• **Required work**
Go through the material below and count the lines containing the word "Particle". Give that number by itself.

⟨

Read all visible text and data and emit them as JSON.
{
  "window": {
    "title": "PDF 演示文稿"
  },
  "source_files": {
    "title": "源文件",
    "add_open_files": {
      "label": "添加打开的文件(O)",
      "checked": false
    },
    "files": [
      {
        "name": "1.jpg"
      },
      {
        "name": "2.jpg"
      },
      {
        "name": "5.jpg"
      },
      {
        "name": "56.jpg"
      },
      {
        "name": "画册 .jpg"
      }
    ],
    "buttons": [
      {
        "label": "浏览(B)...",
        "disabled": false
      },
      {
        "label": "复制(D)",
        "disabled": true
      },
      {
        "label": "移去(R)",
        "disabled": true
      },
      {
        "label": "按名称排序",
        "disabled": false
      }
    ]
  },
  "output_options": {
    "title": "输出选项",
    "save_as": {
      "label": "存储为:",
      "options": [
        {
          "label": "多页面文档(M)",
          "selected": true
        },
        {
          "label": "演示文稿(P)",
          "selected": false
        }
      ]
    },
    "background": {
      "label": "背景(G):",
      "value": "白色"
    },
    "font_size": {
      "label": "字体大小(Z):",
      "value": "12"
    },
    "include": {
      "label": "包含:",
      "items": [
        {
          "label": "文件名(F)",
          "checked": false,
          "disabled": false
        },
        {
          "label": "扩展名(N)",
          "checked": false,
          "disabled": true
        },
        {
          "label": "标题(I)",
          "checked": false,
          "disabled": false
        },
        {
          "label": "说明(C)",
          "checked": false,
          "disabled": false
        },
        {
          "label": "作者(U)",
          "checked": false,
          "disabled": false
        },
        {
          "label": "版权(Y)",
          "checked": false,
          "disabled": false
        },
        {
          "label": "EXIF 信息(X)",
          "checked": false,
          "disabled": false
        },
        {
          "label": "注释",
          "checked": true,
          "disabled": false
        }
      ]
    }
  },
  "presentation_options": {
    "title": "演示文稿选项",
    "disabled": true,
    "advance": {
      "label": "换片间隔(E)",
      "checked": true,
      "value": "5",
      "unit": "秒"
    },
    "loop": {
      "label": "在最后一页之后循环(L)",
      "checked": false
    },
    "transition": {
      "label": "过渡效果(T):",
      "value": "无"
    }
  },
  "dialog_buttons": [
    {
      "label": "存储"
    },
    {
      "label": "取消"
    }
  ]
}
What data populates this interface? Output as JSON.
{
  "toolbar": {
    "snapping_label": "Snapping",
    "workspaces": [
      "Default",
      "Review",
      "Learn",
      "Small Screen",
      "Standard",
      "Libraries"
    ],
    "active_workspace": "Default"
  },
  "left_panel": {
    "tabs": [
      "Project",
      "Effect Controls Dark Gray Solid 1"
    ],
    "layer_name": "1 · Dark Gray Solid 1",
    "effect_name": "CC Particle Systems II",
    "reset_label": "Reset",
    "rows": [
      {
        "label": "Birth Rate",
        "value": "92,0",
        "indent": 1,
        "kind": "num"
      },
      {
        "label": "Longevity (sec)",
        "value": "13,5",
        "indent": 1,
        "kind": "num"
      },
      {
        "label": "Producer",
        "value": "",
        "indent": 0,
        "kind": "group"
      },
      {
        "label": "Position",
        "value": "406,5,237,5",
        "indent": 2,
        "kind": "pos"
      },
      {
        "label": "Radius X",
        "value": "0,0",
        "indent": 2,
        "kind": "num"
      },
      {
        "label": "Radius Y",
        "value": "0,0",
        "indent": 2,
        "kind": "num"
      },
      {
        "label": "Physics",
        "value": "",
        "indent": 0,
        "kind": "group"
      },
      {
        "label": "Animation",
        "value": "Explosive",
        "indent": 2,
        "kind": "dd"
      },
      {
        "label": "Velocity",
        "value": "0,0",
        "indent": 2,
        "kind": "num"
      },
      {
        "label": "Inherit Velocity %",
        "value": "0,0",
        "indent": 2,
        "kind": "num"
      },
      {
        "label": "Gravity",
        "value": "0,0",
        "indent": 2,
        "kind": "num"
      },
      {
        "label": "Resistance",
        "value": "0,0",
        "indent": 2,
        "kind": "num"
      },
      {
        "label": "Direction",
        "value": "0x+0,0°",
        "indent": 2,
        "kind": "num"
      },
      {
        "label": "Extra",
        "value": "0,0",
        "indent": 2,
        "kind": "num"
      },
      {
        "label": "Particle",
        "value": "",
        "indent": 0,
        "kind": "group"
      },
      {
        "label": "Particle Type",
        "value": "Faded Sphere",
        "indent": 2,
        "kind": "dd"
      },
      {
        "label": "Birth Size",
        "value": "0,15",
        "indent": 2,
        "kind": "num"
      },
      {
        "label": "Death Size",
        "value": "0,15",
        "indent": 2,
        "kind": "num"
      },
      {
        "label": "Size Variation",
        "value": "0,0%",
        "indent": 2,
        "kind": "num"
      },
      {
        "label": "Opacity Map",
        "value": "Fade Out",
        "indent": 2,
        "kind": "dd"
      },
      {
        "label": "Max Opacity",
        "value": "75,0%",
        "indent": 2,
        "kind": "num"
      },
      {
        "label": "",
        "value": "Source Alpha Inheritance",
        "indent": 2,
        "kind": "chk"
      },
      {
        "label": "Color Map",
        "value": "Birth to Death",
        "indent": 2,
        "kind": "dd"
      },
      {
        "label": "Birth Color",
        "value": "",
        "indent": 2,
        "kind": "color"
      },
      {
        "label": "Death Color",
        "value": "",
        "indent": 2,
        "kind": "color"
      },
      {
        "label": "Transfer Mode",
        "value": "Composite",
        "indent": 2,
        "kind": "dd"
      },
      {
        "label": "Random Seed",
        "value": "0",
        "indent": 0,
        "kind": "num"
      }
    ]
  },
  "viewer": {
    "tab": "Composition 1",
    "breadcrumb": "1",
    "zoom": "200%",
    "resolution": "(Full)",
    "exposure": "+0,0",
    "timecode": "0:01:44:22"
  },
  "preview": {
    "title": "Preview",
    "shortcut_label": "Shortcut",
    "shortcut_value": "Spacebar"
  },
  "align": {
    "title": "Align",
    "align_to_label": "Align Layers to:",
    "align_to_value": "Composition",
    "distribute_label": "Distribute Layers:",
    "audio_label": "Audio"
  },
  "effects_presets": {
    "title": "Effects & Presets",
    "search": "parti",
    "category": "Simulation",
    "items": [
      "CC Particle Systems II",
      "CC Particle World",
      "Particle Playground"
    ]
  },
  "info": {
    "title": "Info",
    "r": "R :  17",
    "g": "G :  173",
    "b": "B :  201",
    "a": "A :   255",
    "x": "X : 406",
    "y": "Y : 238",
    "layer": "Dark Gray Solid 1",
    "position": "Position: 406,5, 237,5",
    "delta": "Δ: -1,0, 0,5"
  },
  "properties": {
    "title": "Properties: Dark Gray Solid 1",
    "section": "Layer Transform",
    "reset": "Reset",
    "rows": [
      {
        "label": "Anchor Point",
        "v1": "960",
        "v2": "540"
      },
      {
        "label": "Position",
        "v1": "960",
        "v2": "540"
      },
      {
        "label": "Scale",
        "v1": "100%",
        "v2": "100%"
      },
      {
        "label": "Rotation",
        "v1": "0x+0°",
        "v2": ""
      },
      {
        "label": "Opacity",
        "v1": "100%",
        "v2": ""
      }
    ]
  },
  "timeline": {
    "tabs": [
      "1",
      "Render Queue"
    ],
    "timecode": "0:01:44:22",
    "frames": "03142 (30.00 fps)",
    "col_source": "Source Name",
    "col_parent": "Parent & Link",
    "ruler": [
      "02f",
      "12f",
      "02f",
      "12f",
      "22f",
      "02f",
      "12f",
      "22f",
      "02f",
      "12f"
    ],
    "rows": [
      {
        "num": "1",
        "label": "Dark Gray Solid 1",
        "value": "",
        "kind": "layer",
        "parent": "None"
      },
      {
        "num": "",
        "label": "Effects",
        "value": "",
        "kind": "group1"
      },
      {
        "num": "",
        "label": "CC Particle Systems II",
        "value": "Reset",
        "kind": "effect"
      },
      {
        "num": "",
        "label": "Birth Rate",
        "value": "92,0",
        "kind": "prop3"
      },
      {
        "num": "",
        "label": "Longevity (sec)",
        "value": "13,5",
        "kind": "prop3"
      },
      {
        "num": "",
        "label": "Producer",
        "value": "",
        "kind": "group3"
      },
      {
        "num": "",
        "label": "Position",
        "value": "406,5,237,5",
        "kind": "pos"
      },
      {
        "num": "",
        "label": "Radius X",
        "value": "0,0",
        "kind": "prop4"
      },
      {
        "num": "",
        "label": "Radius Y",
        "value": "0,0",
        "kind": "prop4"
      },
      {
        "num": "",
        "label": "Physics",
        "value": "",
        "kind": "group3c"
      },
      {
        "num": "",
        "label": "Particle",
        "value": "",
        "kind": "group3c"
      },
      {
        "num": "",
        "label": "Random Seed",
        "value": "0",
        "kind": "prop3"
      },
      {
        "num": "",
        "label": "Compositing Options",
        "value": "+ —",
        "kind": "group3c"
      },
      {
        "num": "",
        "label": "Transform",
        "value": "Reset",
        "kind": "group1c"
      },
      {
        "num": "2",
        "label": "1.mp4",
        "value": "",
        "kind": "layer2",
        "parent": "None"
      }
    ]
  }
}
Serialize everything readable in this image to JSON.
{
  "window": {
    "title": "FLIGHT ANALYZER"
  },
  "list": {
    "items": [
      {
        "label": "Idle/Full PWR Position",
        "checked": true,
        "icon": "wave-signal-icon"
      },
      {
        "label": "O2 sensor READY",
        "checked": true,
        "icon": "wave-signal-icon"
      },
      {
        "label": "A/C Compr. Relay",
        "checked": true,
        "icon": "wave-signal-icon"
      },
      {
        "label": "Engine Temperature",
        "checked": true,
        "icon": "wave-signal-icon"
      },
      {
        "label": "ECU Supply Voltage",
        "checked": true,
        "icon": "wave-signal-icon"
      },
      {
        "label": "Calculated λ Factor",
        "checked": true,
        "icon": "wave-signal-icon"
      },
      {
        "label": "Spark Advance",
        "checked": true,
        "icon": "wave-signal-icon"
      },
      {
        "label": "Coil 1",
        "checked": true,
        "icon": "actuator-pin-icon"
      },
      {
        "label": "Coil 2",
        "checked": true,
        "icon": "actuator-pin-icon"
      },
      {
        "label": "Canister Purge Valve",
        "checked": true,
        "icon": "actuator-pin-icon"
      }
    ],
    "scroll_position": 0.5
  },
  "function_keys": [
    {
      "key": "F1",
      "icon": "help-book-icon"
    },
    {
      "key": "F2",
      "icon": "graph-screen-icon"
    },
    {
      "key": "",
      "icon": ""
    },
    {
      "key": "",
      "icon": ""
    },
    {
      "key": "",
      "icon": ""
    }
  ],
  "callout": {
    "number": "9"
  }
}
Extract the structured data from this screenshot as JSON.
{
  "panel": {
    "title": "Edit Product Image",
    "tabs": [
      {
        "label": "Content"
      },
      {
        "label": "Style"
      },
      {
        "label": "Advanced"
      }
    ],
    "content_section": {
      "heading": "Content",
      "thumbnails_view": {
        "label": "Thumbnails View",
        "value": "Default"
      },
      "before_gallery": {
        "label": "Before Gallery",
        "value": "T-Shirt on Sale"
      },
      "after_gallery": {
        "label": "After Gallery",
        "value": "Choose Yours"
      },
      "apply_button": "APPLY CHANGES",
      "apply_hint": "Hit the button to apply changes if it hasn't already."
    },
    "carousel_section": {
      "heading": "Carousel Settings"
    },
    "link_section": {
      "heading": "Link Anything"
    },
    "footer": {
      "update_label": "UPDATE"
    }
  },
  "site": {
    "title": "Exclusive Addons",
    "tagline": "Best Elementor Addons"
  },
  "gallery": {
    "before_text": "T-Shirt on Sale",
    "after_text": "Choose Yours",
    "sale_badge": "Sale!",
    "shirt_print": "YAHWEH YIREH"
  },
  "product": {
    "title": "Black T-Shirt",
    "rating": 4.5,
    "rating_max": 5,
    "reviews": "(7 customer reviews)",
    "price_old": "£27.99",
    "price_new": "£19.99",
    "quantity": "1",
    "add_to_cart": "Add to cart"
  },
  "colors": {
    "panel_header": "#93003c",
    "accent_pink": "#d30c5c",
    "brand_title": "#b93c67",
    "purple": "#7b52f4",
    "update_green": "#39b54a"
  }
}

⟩

• **Task response**
8